Royals may invest in Opel
Abu Dhabi’s royal family might be set to invest in automaker Opel, a press report said yesterday. The Westdeutsche Allgemeine Zeitung newspaper quoted family member Sheikh Hamdan indirectly as saying however that “no decision has been taken yet.” Sheikh Hamdan said that a meeting he had had last week with German regional premier Juergen Ruettgers of the state of North Rhine-Westphalia, home to an Opel plant, was nonetheless “very positive.” Abu Dhabi said late last month it would take a 9.1 percent stake in Daimler, the owner of Mercedes Benz autos for 1.95 billion euros (US$2.64 billion), becoming its biggest shareholder.
Xerox looks to India
Xerox Corp will pay US$100 million over six years to outsource data-center services to India’s HCL Technologies Ltd, a Xerox spokesman said on Sunday. HCL will manage disaster-recovery preparation and consolidate Xerox’s data centers in North America and Europe, said spokesman Bill McKee. The printer and copier maker has been cutting costs and announced last year it would slash 3,000 jobs from its worldwide payroll of 57,000. McKee said the deal with HCL is not related to the restructuring.
Privatization bid approved
A Hong Kong court yesterday approved telecom giant PCCW’s (電訊盈科) controversial privatization bid, despite allegations by the city’s financial watchdog of vote-rigging.
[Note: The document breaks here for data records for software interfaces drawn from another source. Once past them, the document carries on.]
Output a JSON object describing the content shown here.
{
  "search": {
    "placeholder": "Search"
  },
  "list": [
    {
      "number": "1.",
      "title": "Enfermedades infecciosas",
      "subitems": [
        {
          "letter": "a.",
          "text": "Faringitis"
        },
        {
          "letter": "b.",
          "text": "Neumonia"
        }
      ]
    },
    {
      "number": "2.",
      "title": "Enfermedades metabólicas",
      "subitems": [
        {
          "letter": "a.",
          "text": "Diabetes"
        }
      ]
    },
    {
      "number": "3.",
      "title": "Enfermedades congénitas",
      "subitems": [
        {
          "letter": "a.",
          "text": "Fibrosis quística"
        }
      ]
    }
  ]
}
Presiding judge Susan Kwan (關淑馨) gave the scheme the green light in Hong Kong’s High Court, in a case that has gripped the financial hub. The Securities and Futures Commission claimed that the shareholder vote approving the buyout by PCCW chairman Richard Li (李澤楷) and his partner China Netcom (中國網通) had been manipulated unfairly.
Prices rise in Asian trade
Oil prices rose above US$53 in Asian trade yesterday on hopes a global effort to lift the world economy out of recession would yield results. New York’s main futures contract, light sweet crude for delivery next month, gained US$0.90 to US$53.41 a barrel in afternoon trade. Brent North Sea crude for delivery next month advanced US$0.68 to US$54.15. “Investors believe that there will be cooperation to lift the world economy out of the recession [after the G20 summit],” said Tony Nunan, a risk management executive at Mitsubishi Corp in Tokyo. “They are coming back into the market based on the belief that the economy is not as bad as it could have been.”